> **Work task**
Run through the data and copy out every line that mentions the word "khmp".

[[ Exercise data, beginning ]]

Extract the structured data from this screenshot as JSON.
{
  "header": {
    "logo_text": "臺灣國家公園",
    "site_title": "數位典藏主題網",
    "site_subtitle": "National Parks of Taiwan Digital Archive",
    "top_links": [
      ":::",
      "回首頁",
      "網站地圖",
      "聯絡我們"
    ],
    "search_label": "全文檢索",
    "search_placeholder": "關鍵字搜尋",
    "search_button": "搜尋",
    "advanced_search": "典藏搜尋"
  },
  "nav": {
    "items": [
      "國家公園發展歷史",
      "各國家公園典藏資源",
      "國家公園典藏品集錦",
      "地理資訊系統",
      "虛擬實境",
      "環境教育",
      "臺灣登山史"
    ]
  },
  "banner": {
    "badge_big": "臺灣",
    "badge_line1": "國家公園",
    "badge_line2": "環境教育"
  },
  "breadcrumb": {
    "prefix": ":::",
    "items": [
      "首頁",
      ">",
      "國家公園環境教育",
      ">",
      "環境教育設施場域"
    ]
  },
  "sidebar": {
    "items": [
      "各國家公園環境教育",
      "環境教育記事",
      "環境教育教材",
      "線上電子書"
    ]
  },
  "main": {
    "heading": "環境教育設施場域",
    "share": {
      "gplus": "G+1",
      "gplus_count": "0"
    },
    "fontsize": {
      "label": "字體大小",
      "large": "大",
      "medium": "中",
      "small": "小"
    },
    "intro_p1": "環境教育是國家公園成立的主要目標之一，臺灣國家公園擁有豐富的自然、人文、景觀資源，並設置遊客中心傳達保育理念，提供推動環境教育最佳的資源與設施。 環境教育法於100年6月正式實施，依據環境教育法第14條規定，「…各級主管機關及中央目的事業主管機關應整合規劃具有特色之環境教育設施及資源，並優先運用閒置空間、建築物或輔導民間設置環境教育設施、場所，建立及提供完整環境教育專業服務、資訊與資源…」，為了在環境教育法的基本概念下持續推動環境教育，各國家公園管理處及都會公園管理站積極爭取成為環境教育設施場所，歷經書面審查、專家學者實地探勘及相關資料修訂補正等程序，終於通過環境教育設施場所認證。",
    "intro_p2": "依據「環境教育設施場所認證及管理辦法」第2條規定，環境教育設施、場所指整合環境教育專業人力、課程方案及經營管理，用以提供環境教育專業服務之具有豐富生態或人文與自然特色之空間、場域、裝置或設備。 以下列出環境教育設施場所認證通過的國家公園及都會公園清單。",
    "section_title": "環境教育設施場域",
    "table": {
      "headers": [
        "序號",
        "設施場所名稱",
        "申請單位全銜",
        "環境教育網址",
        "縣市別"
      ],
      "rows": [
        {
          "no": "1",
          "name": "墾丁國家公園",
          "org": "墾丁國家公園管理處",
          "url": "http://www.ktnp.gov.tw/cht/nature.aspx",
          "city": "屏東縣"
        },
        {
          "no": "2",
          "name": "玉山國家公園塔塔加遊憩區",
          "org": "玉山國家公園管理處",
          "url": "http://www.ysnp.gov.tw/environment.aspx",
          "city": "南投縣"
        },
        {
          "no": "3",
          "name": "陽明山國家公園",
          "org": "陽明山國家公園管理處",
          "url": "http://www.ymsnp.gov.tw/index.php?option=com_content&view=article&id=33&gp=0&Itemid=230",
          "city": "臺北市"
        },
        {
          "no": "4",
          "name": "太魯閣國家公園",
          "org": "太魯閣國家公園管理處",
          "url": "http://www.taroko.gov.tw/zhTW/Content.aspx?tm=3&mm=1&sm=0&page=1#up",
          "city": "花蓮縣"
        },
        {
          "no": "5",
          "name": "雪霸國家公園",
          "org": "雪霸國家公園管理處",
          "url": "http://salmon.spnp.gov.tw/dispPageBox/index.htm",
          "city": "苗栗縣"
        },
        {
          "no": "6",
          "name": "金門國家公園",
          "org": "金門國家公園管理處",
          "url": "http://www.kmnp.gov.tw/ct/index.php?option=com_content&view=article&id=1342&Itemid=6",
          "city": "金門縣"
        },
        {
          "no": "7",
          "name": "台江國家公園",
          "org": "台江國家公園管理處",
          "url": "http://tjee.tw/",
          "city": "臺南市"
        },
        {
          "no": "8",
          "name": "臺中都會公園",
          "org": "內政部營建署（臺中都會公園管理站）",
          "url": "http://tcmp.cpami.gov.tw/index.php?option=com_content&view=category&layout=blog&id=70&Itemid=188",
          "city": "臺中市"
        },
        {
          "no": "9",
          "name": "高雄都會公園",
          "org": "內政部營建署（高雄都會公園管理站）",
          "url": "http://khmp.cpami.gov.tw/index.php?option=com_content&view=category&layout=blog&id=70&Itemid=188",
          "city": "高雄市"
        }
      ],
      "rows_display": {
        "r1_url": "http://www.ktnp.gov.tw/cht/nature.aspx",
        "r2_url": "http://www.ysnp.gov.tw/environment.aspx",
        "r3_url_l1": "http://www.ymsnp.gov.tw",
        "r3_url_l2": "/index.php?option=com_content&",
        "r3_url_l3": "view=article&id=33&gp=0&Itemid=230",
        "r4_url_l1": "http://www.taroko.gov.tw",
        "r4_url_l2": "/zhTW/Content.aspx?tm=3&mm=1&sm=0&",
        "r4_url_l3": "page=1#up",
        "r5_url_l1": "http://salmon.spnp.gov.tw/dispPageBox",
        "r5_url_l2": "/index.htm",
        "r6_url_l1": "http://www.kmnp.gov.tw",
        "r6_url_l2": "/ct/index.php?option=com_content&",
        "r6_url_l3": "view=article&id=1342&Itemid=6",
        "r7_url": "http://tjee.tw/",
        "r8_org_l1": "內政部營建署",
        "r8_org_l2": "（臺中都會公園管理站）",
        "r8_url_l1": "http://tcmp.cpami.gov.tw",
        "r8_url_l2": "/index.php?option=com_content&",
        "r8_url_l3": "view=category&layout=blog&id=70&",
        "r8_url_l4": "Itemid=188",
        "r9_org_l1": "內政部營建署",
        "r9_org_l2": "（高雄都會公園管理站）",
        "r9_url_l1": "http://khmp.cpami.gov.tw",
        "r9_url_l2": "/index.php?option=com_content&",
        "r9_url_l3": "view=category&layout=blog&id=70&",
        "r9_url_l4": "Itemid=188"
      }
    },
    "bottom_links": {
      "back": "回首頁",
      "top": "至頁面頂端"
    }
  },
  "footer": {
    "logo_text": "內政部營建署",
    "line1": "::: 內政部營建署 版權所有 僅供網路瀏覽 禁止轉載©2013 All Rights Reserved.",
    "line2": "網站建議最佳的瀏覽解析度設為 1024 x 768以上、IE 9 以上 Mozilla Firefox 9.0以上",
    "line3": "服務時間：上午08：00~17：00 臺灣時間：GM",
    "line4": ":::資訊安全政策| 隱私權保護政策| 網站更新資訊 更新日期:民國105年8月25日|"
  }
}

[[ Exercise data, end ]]

> **Your solution**
          "url": "http://khmp.cpami.gov.tw/index.php?option=com_content&view=category&layout=blog&id=70&Itemid=188",
        "r9_url_l1": "http://khmp.cpami.gov.tw",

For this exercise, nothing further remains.